The following is an open letter by the BUILD Coalition on behalf of its members:
The BUILD Coalition stands for Businesses United for Interest and Loan Deductibility. Our members represent industries throughout the economy, including agriculture, manufacturing, retail, and telecommunications. The coalition is committed to pro-growth tax reform. As we know from our experiences on the ground working in the American economy, achieving this goal requires the preservation of full interest deductibility (ID) for businesses.
When it comes to efforts to reform America’s tax code, our motivation to preserve ID and promote growth is rooted in our first-hand experience running the daily operations of our respective businesses. Policymakers and policy thinkers play an important role in the debate on tax reform, but businesses have practical knowledge to set the record straight on the real-world implications of certain tax proposals. While BUILD’s position is supported by economic theory and evidence, our efforts to maintain full ID are fueled by our knowledge of how the tax code impacts businesses’ ability to grow the economy.
ID is a well-established, growth-promoting component of the tax code. Interest expense is a normal cost of doing business, and by guaranteeing businesses will not be taxed on the cost of accessing capital, ID affords them peace of mind when faced with important financing decisions. Not surprisingly, a study by EY finds that limiting ID to help fund a lower corporate tax rate would negatively impact economic growth in the long-run.
Companies large and small borrow in order to help finance expansions or meet obligations, and being able to deduct the interest expense gives them the certainty to make such decisions with confidence. For many firms, access to credit is essential for working capital, and many of these companies use debt to weather shifts in demand.
Research has found that 75 percent of startups and 80 percent of small businesses rely on debt financing. Without access to affordable credit, these companies will struggle to create jobs and grow the economy.
And while some speculate that the deductibility of interest expense promotes over-leveraging by businesses, research by economists from Duke, UPenn, and Washington University in St. Louis, as well as findings by Nobel Award winning economist Merton Miller, show that the tax code has little-to-no impact on leverage ratios among companies.
Still others claim debt inherently creates risk in the economy, and steps should be taken to discourage too much corporate borrowing. However, a study published by the St. Louis Fed finds that limiting ID would actually increase volatility throughout the economy by raising the overall cost of accessing capital.

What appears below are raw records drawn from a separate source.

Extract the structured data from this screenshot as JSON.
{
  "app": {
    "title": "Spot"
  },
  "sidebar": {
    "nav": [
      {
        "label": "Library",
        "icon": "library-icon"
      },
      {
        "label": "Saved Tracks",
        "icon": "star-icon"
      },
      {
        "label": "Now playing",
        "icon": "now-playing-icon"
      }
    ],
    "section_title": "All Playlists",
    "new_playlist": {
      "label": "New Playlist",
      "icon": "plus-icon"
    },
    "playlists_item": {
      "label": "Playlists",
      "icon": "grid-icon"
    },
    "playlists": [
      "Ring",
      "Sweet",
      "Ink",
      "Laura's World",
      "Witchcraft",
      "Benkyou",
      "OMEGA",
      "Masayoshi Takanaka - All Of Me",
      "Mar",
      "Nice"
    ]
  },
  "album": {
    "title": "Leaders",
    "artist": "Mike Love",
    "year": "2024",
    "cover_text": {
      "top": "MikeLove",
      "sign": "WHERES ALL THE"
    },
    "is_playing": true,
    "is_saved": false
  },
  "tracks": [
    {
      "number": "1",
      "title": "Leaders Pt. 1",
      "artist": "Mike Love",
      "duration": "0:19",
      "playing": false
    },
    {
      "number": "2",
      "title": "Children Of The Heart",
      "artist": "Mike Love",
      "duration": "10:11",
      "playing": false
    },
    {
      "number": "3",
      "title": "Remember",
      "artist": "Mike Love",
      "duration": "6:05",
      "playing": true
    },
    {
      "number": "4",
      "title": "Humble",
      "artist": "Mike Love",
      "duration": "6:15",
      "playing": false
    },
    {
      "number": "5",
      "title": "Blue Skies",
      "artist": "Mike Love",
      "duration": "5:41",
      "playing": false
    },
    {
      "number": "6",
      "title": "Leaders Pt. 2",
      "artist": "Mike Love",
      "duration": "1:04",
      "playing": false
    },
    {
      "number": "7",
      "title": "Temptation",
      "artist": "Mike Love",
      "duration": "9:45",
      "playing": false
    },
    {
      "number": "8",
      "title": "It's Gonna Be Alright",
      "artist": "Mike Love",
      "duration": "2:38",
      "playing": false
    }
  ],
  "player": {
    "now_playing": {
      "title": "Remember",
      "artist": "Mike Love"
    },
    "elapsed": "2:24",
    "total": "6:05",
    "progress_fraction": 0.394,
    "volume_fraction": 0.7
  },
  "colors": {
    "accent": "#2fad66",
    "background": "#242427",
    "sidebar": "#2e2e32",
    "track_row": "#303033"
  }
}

Limiting or eliminating ID would push firms to intentionally cap their size and rely more on operating leverage, making them more susceptible to default.
What’s more, despite their similar function of providing access to capital, debt and equity are not interchangeable in practice. Many smaller firms lack access to equity markets altogether. In addition to the dilutive effects of equity financing, debt is also a more cost-effective financing option than equity because it offers a more secure return for investors, who charge a premium for the greater risks associated with equity.
The same goes for proposals to offer 100 percent expensing in place of ID. While well-intentioned, proposals to replace ID with full expensing would not help most business owners in practice, according to UPenn professor Chris Sanchirico. As Sanchirico notes, even proposals to lower the tax rate would “not temper” the harmful effects of the proposed trade-off between interest deductibility and expensing. At the end of the day, as businesses that make these financing decisions every day, we know first-hand that you can’t expense what you can’t afford.
Maintaining full ID is essential for achieving the stated top priority of tax reform: allowing the U.S. economy to reach its full growth potential. As the businesses that have experienced what works in the tax code and what doesn’t, we know ID works.